I have family travel plans for the next month so I am going to take some time off from writing the blog. But please know I will start sending them again later in the summer!! And, you can e-mail me with any question or comment you may have and I will respond as soon as I can. Thanks for your continuing support, I love hearing from you!
Taking a vacation is one of the most important things we can do for ourselves as well as spending quality time with our loved ones. But, it does take time and organization for the trip to work out well.
I do love summer time! And I have such fond memories of taking car trips to the beach each summer as a child. I remember my mom packing an ice chest so we could stop on the side of the road for picnic lunches. These days, you can easily find a fast food or quick restaurant on almost any road but we still need to remember and plan the important items for a successful trip.
For car trips, keep items (as food, music, beach items) in their own container:
1. Everything for the pool and / or beach needs to be placed in an easy to spot beach bag. A second bag is nice to use just for towels.
2. Keep it always supplied so that it is ready in a moment.
3. Keep items in the same place in the bag so you will know if you are missing something.
4. Spray sunscreen is nice because it won’t dribble as a lotion will. Or if you like the lotion, place it in a zip-seal bag.
5. Keep your wallet hidden but your cell phone assessable.
6. Have a large hook to hold your keys to the inside of the bag.
7. Have extra undies, towels, water bottles, cotton shirts, wet wipes.
8. Keep some lingerie bags or plastic bags for wet swim suits and sandy sandals.

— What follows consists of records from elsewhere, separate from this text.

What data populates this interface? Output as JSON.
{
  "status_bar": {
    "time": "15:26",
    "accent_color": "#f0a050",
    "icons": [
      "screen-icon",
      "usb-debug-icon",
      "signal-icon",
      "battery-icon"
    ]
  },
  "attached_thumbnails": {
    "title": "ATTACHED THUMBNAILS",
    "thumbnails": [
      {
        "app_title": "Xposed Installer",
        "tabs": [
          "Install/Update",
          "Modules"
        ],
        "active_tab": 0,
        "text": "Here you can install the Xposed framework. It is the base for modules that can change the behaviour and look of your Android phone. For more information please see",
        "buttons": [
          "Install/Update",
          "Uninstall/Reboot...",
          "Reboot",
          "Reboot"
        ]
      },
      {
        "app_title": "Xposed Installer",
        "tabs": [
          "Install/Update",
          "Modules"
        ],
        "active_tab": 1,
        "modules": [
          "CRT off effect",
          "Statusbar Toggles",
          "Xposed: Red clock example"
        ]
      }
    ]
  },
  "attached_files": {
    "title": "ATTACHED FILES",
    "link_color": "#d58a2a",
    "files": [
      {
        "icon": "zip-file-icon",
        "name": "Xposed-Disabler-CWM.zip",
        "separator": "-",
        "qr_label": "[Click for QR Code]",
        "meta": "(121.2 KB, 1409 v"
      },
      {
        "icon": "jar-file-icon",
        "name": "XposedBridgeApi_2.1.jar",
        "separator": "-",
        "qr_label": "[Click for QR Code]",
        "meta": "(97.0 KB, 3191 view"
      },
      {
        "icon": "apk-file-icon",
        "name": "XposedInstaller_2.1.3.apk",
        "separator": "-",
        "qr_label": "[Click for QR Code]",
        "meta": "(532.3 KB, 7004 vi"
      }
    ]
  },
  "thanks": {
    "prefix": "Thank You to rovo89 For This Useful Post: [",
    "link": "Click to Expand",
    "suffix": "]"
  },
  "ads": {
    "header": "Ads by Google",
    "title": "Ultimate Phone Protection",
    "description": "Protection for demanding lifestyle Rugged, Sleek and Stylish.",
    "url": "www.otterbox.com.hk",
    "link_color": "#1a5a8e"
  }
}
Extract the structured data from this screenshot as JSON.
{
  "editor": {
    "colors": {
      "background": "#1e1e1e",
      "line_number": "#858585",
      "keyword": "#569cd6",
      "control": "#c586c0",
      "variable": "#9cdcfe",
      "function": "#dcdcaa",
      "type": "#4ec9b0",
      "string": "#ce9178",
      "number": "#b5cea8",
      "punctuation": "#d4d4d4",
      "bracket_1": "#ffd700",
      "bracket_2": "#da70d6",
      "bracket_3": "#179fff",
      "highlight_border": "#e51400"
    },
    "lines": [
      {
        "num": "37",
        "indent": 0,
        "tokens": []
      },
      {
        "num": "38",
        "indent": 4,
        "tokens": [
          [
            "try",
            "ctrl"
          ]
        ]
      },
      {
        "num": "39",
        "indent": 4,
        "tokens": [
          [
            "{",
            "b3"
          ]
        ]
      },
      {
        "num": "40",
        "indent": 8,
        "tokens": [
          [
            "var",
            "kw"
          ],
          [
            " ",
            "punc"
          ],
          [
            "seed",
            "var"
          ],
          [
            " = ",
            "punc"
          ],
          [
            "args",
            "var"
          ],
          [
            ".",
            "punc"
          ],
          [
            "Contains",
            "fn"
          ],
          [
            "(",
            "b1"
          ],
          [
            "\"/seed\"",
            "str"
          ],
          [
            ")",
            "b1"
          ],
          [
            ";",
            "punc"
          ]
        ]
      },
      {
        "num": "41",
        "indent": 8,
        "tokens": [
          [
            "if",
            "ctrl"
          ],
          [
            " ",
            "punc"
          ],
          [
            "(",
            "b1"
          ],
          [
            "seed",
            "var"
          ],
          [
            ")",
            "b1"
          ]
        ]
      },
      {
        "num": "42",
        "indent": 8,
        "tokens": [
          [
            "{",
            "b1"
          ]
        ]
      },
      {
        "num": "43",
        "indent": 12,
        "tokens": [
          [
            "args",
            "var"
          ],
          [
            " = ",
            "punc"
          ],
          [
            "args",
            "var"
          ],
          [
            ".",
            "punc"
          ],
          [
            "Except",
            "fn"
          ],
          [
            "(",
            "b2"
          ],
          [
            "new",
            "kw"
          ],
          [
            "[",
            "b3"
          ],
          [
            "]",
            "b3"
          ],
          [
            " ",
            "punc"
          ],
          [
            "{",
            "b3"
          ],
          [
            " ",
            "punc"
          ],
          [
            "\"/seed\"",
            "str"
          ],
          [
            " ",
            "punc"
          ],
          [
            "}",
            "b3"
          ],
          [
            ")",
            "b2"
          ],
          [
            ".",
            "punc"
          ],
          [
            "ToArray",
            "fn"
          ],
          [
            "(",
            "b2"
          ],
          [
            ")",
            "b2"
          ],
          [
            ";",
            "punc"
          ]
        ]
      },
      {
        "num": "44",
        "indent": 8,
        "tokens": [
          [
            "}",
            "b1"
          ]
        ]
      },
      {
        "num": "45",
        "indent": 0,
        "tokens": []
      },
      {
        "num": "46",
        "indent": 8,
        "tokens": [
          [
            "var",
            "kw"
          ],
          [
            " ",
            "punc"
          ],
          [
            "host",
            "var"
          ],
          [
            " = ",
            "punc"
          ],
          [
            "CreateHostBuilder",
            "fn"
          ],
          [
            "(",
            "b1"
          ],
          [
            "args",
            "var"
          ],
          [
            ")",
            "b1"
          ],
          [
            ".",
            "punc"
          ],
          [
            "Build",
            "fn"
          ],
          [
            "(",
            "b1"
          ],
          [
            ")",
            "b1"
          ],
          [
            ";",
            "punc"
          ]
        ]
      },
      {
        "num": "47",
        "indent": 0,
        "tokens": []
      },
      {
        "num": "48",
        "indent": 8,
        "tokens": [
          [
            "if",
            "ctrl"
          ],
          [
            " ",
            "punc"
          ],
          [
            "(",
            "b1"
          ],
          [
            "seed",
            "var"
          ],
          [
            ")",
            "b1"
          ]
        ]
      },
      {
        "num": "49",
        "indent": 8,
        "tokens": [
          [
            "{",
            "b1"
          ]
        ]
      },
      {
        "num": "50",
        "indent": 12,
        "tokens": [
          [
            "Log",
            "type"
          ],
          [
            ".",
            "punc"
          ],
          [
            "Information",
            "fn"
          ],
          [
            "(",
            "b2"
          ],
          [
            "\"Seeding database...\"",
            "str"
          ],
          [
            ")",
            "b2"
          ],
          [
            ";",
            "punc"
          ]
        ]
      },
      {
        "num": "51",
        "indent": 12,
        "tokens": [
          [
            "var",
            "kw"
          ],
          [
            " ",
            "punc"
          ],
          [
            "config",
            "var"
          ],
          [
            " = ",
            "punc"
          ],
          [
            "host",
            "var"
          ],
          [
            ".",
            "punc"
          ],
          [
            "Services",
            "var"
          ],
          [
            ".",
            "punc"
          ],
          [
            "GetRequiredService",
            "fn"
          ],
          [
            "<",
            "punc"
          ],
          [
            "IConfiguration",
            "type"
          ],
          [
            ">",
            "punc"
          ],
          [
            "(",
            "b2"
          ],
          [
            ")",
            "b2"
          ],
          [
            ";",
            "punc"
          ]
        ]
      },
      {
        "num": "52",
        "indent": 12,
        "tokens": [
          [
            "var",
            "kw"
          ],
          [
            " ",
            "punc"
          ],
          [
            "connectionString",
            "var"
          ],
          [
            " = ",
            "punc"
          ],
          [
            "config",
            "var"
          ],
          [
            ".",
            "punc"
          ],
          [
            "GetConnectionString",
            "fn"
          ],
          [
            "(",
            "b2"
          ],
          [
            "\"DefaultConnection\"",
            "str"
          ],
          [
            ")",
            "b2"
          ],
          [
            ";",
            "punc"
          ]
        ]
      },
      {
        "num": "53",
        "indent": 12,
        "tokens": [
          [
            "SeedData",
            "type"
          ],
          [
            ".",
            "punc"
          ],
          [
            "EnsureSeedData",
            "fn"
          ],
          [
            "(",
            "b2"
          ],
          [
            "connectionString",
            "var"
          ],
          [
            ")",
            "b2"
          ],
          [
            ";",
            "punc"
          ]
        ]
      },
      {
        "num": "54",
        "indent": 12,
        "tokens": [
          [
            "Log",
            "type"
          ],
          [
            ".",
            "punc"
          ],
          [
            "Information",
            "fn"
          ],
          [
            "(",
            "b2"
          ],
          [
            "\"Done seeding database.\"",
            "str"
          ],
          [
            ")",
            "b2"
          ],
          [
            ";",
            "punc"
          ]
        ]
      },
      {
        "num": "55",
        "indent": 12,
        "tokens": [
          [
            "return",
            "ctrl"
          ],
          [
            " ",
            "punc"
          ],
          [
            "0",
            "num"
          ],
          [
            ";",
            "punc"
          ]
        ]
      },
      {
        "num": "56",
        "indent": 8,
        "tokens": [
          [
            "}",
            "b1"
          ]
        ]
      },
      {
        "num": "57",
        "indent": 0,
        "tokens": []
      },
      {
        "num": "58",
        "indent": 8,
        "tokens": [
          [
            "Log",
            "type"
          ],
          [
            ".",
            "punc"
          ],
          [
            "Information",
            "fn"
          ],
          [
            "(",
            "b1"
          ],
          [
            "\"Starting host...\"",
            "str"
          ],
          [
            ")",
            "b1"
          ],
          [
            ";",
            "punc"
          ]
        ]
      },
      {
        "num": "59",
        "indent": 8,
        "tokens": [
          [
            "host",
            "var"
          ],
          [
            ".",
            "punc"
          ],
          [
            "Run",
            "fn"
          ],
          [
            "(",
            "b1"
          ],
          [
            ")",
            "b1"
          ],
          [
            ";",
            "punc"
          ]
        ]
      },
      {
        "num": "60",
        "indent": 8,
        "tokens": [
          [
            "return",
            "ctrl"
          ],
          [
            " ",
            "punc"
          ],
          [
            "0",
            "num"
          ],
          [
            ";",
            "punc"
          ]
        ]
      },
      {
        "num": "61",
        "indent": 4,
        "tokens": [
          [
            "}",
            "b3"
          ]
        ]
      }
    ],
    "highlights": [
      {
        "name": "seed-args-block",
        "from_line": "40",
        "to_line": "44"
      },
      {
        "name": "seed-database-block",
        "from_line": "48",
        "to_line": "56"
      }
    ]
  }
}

9. Keep some baby powder in your bag – it will loosen sand stuck to skin.
10. Have a soft brush for brushing off gear and people before loading the car.
11. If you have large suitcases for a longer trip, keep small suitcases or bags for what you may need for just one night. Then, when you stop at a hotel for just one night, you won’t have to drag the large suitcase out.
12. Make sure you have a first aid kit.
13. Make sure you have a road side service if a car issue occurs.
1. Use a cooler with a proper fitting lid.
2. Load the cooler with the food to be eaten first on top and perishables on the bottom.
3. Blocks of ice stay frozen longer than cubes. Buy gel packs or fill quart-size milk cartons with water and freeze for chilling. Use about one carton per four quarts of cooler capacity. Layer ice on top of food once packed, for cold travels down.
4. Use your school-year lunch box trick: Freeze sandwiches and juice boxes over night – they will stay cool longer and help keep the rest of the contents cold (any perishable food that’s been out more than two hours, throw away for it will not be safe to eat).
5. Keep your paper products and utensils in a different bag.
6. Make sure you have plenty of napkins or even a whole paper towel roll along with wet wipes.
For plane travel:
1. Keep your schedule, passport, driver’s license, money, loose change in the same place each time you use it.
2. It helps to use the same carry-on bag each time so that you know how to stock it.
3. Always get to the airport earlier than you think you need. For some reason, packing and heading to the airport makes most people nervous!
4. Drink lots of water. Nasal membranes don’t work as well if they dry out and they are an important barrier against germs.
5. Use a saline nasal spray.
6. Carry a hand sanitizer.
7. Always carry snacks and food. Many times the plane won’t have any food to sell nor will the airport if it is a small one.
8. I also always carry some type of sweater or jacket. Airplanes can get really cold.
9. This is NOT the time to change any habits of your baby or child! Let them keep the pacifier, the blanket or stuffed toy on a trip. They need security when out of their normal schedule.
10. Make sure you check your home twice before leaving: checking the heat/air controls, doors locked, etc.
11. Then, whenever you leave a hotel room or a restaurant or your plane seat, look around to make sure you haven’t left something.
12. I have a hard time with re-entry after a trip! So, I try to clean my house before I leave. It’ really nice to come back to a clean home.
Being in the sun without sun screen really is dangerous. Skin cancer, melanoma, continues to increase. Between 1973 and 2004, the cases of melanoma among women 40 and younger have increased 250 percent.
Talk to your teens about the risks of using tanning beds, which increases the risk of melanoma by 75%! In March, a survey of teens 14-17 found that 17 percent of girls and 3 percent of boys used tanning beds in the past year.
So, to cut your risk of skin cancer, sunscreen should be part of every summer day. A SPF of 30 or 50 is fine. Buy one that says, “broad spectrum” protection. That means the sunscreen blocks ultraviolet B rays, which cause sunburn, and ultraviolet A rays, which don’t burn but penetrate farther into your skin. Both types age your skin and increase cancer risk. You can use one sunscreen for the whole family, even small children. If you are in the water a lot or athletic, look for very water resistant on the label.
“Come to Me, all who are weary and heavy-laden and I will give you rest. Take My yoke upon you, and learn from Me, for I am gentle and humble in heart; and you shall find rest for your souls. For My yoke is easy, and My load is light.”
May each one of you find a time and a place where you can get the rest that Christ wants you to have.